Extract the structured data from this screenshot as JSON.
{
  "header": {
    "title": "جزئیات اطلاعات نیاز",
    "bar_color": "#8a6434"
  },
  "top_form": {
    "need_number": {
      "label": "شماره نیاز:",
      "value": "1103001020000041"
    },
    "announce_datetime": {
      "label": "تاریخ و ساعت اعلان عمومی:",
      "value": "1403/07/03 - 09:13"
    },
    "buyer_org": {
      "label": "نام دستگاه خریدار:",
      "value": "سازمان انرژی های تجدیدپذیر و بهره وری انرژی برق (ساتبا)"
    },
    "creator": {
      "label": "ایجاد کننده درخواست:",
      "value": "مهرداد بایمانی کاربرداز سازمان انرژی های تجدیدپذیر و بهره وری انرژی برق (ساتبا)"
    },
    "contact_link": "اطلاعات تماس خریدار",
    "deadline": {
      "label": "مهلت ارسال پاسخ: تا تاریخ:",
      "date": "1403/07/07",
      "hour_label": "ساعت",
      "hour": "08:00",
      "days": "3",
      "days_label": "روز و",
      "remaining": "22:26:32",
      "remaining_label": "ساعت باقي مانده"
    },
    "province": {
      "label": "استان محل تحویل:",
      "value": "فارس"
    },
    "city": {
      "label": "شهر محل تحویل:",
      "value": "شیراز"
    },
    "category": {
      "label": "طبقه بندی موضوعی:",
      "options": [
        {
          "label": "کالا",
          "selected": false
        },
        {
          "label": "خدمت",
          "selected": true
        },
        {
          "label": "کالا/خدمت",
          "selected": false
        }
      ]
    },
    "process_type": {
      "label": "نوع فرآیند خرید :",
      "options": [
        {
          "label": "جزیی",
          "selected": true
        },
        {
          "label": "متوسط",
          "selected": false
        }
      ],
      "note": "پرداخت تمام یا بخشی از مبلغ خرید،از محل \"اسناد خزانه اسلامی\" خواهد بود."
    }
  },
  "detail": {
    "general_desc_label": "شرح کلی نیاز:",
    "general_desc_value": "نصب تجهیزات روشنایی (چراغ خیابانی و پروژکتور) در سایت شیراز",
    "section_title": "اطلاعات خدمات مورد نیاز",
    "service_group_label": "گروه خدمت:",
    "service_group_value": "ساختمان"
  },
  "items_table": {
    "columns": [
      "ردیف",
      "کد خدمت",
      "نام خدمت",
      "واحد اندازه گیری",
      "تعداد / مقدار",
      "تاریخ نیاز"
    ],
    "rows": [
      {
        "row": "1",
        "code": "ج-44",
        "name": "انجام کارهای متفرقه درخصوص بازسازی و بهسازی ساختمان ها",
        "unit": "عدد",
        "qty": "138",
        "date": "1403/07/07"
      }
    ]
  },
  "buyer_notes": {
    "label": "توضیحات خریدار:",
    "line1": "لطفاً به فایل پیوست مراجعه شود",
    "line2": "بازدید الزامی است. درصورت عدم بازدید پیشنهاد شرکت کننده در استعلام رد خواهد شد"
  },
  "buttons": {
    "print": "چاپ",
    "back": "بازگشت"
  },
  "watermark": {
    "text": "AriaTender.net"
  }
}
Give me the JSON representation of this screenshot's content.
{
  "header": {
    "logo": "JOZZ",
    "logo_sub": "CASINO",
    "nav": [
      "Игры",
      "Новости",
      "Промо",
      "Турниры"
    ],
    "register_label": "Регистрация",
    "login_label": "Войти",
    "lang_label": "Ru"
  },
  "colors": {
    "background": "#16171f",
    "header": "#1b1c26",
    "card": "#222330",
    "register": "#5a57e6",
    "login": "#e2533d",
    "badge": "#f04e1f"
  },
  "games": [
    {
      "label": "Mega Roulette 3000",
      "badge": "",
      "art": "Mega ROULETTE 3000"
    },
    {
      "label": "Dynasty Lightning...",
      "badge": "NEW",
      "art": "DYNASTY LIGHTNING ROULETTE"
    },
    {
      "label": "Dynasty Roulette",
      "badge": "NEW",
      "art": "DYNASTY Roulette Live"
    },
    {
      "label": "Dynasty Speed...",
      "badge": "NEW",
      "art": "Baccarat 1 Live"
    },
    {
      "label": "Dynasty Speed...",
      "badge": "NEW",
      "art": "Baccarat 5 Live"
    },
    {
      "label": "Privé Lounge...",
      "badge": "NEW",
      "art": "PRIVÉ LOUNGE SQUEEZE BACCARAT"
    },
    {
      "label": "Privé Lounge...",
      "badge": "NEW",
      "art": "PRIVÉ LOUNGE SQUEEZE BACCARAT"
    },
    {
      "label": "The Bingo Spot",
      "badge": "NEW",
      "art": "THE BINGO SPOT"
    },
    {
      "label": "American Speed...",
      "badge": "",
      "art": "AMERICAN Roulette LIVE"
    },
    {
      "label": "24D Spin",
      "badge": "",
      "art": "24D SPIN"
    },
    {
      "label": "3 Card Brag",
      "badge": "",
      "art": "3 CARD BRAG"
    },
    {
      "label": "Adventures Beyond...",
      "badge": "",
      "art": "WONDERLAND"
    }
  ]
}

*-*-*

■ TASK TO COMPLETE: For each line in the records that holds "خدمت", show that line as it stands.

■ WRITTEN ANSWER:
          "label": "خدمت",
          "label": "کالا/خدمت",
    "service_group_label": "گروه خدمت:",
      "کد خدمت",
      "نام خدمت",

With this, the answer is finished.